_Problem requirements_. Set down every entry exactly as given. Pictures are to be left out.
*** Source data Section Begins ***
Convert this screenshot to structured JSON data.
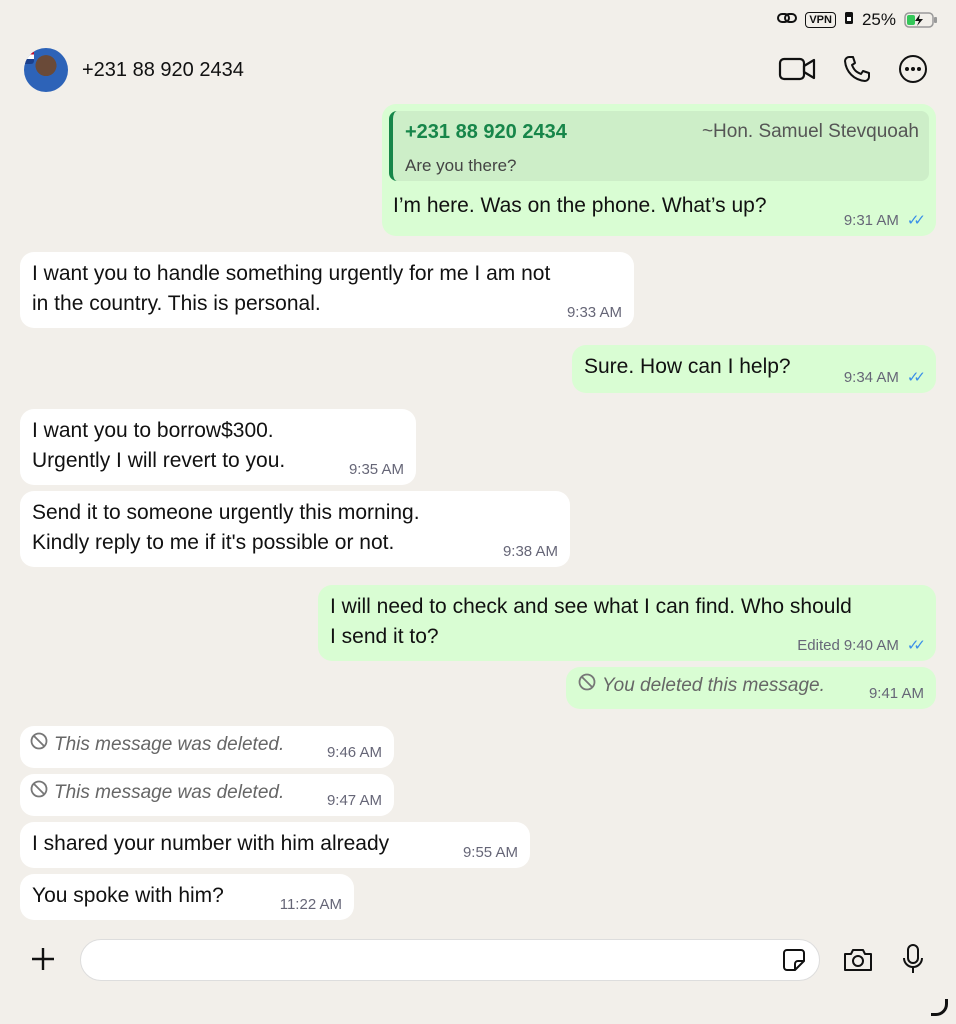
{
  "status": {
    "vpn": "VPN",
    "battery": "25%"
  },
  "header": {
    "contact": "+231 88 920 2434"
  },
  "messages": [
    {
      "dir": "out",
      "quote": {
        "name": "+231 88 920 2434",
        "alias": "~Hon. Samuel Stevquoah",
        "text": "Are you there?"
      },
      "text": "I’m here. Was on the phone. What’s up?",
      "time": "9:31 AM"
    },
    {
      "dir": "in",
      "text": "I want you to handle something urgently for me I am not\nin the country. This is personal.",
      "time": "9:33 AM"
    },
    {
      "dir": "out",
      "text": "Sure. How can I help?",
      "time": "9:34 AM"
    },
    {
      "dir": "in",
      "text": "I want you to borrow$300.\nUrgently I will revert to you.",
      "time": "9:35 AM"
    },
    {
      "dir": "in",
      "text": "Send it to someone urgently this morning.\nKindly reply to me if it's possible or not.",
      "time": "9:38 AM"
    },
    {
      "dir": "out",
      "text": "I will need to check and see what I can find. Who should\nI send it to?",
      "edited": "Edited",
      "time": "9:40 AM"
    },
    {
      "dir": "out",
      "deleted": "You deleted this message.",
      "time": "9:41 AM"
    },
    {
      "dir": "in",
      "deleted": "This message was deleted.",
      "time": "9:46 AM"
    },
    {
      "dir": "in",
      "deleted": "This message was deleted.",
      "time": "9:47 AM"
    },
    {
      "dir": "in",
      "text": "I shared your number with him already",
      "time": "9:55 AM"
    },
    {
      "dir": "in",
      "text": "You spoke with him?",
      "time": "11:22 AM"
    }
  ],
  "input": {
    "placeholder": ""
  }
}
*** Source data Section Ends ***
_Answer space_.
Convert this screenshot to structured JSON data.
{
  "status": {
    "vpn": "VPN",
    "battery": "25%"
  },
  "header": {
    "contact": "+231 88 920 2434"
  },
  "messages": [
    {
      "dir": "out",
      "quote": {
        "name": "+231 88 920 2434",
        "alias": "~Hon. Samuel Stevquoah",
        "text": "Are you there?"
      },
      "text": "I’m here. Was on the phone. What’s up?",
      "time": "9:31 AM"
    },
    {
      "dir": "in",
      "text": "I want you to handle something urgently for me I am not\nin the country. This is personal.",
      "time": "9:33 AM"
    },
    {
      "dir": "out",
      "text": "Sure. How can I help?",
      "time": "9:34 AM"
    },
    {
      "dir": "in",
      "text": "I want you to borrow$300.\nUrgently I will revert to you.",
      "time": "9:35 AM"
    },
    {
      "dir": "in",
      "text": "Send it to someone urgently this morning.\nKindly reply to me if it's possible or not.",
      "time": "9:38 AM"
    },
    {
      "dir": "out",
      "text": "I will need to check and see what I can find. Who should\nI send it to?",
      "edited": "Edited",
      "time": "9:40 AM"
    },
    {
      "dir": "out",
      "deleted": "You deleted this message.",
      "time": "9:41 AM"
    },
    {
      "dir": "in",
      "deleted": "This message was deleted.",
      "time": "9:46 AM"
    },
    {
      "dir": "in",
      "deleted": "This message was deleted.",
      "time": "9:47 AM"
    },
    {
      "dir": "in",
      "text": "I shared your number with him already",
      "time": "9:55 AM"
    },
    {
      "dir": "in",
      "text": "You spoke with him?",
      "time": "11:22 AM"
    }
  ],
  "input": {
    "placeholder": ""
  }
}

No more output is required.